• **Required action**
Look through the entries below. Report each line that has the word "title" in it.
(Records for the task begins)
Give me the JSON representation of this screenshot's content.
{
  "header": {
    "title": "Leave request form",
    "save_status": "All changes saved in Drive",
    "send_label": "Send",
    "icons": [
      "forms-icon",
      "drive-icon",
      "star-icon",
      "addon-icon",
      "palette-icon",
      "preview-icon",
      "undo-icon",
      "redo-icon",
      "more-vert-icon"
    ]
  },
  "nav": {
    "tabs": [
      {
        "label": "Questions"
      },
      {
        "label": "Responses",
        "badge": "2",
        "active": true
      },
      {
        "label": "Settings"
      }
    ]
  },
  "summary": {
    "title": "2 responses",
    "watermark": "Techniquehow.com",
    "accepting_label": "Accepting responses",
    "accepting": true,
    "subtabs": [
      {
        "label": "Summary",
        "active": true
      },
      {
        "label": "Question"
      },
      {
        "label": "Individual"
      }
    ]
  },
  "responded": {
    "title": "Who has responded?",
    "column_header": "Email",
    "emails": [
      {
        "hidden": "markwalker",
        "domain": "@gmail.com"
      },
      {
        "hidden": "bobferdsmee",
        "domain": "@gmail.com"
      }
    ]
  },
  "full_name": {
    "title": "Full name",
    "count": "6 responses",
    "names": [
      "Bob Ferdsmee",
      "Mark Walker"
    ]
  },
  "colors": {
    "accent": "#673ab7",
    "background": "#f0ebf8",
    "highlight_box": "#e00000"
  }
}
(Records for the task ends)
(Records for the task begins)
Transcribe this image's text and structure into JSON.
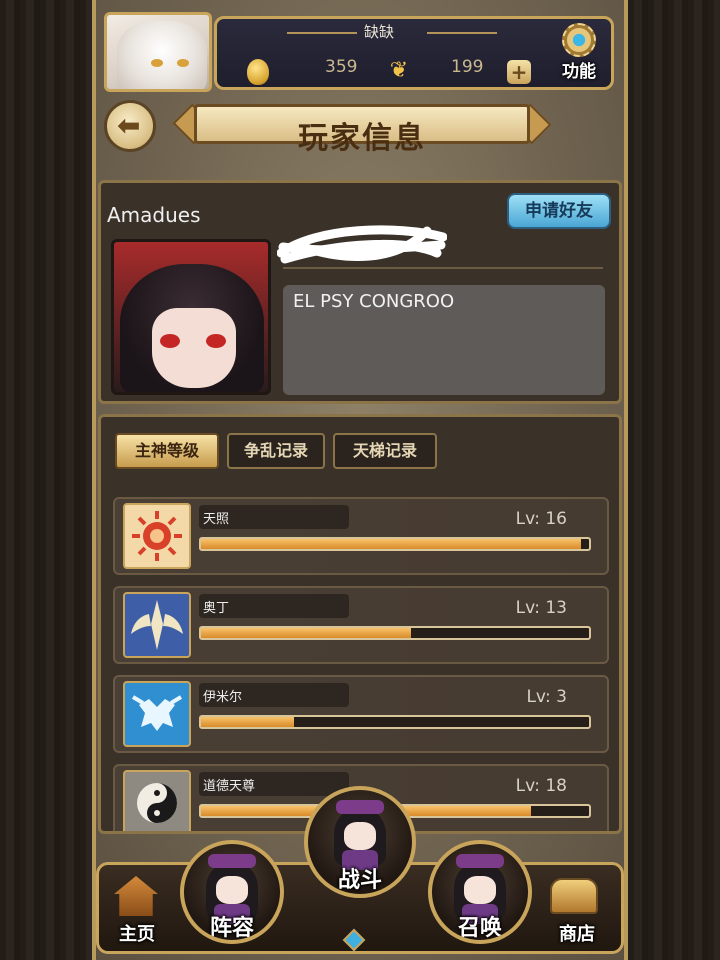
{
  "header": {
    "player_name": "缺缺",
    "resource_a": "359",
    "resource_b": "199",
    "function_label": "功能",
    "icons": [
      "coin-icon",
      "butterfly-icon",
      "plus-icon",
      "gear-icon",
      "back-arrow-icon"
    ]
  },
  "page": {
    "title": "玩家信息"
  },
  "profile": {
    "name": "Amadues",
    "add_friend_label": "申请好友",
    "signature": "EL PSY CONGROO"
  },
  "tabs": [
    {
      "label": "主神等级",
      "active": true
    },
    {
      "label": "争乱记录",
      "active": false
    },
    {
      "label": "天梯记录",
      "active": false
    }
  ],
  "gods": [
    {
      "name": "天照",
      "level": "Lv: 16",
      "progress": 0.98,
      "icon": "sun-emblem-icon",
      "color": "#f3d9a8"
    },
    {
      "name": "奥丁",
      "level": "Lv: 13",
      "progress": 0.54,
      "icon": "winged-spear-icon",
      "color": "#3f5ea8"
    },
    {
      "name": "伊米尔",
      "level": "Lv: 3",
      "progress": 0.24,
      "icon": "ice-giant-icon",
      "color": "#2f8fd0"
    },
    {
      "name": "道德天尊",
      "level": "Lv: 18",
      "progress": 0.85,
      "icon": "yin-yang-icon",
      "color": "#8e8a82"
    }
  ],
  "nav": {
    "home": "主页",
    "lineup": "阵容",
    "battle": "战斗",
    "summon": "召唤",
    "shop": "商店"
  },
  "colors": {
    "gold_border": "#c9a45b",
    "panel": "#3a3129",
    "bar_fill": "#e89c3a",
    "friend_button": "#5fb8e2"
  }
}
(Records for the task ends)
• **Task response**
    "title": "Leave request form",
    "title": "2 responses",
    "title": "Who has responded?",
    "title": "Full name",
    "title": "玩家信息"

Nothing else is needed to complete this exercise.